How Our Cheeses Are Made
Although all of our cheeses taste very different, the way in which they are produced is very similar. One of the reasons that the cheeses taste so good is that they are made by hand on small farms using unpasteurised milk. Another is that the animals are healthy and well looked after.
The process begins when the milk from the morning is combined with that from the previous evening and heated up to about 30°C. A starter culture is added, together with rennet, and this causes the milk to separate into curds and whey. The curds are then strained off and packed into large moulds which are lined with muslin. They are allowed to rest for about an hour before being pressed under a heavy weight for several hours.

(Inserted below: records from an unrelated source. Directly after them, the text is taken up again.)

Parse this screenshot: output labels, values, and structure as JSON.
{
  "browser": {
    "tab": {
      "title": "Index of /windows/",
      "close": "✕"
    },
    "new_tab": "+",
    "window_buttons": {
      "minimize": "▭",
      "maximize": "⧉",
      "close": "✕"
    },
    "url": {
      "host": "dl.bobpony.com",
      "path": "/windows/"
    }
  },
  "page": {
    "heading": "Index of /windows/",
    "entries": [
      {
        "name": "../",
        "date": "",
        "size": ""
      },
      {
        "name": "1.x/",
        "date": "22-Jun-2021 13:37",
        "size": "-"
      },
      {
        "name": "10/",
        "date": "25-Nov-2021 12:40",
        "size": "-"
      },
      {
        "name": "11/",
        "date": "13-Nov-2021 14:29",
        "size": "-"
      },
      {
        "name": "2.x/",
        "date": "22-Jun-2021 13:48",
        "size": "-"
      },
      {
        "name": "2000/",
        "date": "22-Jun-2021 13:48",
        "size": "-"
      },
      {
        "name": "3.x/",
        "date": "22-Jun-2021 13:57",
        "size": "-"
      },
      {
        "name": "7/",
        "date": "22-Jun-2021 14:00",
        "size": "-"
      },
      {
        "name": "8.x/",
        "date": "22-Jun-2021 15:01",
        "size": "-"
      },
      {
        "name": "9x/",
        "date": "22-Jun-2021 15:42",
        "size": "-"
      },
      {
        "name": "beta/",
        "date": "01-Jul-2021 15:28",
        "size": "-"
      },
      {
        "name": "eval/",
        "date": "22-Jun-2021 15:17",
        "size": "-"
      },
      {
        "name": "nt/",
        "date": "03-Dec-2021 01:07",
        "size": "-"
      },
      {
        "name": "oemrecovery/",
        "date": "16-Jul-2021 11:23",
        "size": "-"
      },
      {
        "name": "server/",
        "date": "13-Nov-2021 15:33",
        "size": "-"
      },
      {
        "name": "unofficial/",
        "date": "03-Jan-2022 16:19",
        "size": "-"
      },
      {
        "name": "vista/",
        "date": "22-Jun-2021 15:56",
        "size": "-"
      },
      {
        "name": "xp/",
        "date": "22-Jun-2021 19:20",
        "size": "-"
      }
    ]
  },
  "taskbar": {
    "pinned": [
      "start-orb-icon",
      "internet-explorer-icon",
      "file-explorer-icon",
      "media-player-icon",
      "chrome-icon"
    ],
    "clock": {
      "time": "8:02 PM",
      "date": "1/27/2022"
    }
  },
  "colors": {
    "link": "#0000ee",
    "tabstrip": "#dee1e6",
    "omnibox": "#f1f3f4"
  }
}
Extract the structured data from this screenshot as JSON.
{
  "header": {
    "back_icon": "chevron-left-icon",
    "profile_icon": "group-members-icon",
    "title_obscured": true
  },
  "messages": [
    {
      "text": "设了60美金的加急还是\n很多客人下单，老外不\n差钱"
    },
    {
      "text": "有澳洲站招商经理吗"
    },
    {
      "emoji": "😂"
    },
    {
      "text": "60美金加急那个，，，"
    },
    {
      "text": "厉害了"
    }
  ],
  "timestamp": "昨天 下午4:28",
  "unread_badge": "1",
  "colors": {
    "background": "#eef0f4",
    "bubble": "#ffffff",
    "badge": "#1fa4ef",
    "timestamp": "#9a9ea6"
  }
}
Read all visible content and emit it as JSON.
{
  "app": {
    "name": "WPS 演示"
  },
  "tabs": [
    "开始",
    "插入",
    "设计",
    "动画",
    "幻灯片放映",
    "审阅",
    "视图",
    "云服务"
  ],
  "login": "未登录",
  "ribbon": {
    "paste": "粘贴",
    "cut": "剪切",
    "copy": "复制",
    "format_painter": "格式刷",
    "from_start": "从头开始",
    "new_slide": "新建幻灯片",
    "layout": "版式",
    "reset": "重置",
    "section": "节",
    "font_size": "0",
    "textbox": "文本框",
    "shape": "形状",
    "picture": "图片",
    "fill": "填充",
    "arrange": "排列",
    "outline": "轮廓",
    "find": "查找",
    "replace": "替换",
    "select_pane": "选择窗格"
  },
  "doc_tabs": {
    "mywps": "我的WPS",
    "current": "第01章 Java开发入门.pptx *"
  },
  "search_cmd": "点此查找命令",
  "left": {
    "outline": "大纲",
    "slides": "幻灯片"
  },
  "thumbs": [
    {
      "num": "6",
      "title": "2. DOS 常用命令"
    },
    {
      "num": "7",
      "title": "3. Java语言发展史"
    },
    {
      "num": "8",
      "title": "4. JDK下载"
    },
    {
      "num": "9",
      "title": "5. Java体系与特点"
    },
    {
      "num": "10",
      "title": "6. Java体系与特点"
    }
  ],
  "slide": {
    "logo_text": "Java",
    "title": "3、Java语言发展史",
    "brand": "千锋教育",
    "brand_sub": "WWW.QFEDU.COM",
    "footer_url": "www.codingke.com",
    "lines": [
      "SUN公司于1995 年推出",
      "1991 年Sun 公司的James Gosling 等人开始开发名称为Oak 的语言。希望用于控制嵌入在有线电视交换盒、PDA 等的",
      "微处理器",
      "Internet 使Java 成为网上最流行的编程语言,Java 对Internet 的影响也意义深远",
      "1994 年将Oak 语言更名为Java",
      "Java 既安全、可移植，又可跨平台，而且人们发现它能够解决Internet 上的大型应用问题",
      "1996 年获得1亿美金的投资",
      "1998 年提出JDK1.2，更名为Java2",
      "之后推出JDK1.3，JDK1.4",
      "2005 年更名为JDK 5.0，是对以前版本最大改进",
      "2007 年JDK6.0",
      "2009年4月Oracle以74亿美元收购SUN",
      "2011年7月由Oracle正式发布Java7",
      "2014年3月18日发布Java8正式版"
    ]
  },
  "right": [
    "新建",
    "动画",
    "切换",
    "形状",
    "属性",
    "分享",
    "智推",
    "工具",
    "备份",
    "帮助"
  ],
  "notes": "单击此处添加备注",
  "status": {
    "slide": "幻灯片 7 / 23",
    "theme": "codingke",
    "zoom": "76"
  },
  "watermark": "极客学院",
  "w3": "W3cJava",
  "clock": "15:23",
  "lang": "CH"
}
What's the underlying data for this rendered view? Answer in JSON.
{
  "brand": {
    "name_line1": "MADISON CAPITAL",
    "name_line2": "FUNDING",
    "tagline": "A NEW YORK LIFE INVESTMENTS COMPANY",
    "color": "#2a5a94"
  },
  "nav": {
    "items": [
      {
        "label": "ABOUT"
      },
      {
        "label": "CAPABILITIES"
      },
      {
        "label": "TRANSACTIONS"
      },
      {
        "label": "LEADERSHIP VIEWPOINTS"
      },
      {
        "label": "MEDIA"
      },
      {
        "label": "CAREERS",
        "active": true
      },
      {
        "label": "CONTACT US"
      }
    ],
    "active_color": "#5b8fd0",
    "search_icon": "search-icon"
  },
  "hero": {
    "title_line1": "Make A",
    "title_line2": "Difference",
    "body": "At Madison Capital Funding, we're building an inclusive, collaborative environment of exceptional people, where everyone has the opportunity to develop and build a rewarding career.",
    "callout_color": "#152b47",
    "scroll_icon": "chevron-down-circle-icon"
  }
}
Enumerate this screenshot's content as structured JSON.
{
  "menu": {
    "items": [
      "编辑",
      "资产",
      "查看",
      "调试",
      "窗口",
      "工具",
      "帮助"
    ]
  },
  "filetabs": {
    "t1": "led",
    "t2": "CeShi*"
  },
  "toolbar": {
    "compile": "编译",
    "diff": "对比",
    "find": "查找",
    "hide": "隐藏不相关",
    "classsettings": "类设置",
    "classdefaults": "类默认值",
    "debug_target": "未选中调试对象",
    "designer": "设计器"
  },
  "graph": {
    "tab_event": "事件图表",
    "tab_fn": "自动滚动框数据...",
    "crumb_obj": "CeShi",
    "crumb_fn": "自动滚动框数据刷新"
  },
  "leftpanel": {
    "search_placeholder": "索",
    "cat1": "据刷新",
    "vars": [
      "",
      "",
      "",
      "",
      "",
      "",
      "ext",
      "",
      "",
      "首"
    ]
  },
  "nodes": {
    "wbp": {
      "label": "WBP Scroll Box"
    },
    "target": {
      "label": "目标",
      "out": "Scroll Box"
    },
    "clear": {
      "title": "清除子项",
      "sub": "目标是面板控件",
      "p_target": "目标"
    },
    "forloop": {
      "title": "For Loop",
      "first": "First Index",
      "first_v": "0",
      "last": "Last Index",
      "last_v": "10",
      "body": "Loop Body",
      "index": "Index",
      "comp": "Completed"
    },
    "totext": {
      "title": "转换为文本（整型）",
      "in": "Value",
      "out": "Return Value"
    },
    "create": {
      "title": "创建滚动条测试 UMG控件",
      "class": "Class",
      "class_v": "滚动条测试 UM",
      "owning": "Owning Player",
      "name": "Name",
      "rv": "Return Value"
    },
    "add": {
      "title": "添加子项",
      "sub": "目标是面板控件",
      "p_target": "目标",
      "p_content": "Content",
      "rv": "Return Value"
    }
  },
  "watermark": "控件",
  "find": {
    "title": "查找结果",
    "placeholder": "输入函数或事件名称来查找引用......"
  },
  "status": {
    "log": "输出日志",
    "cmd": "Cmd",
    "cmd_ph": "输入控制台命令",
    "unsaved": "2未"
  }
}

For the first few hours, they are turned several times to promote moisture loss and ensure that the curds fuse together. The following day the cheeses are brined for about five days, before being turned out onto the shelves for maturation. This period of brining serves to reduce the action of starter cultures and also the growth of undesirable bacteria within the cheese and helps the cheese form a harder rind.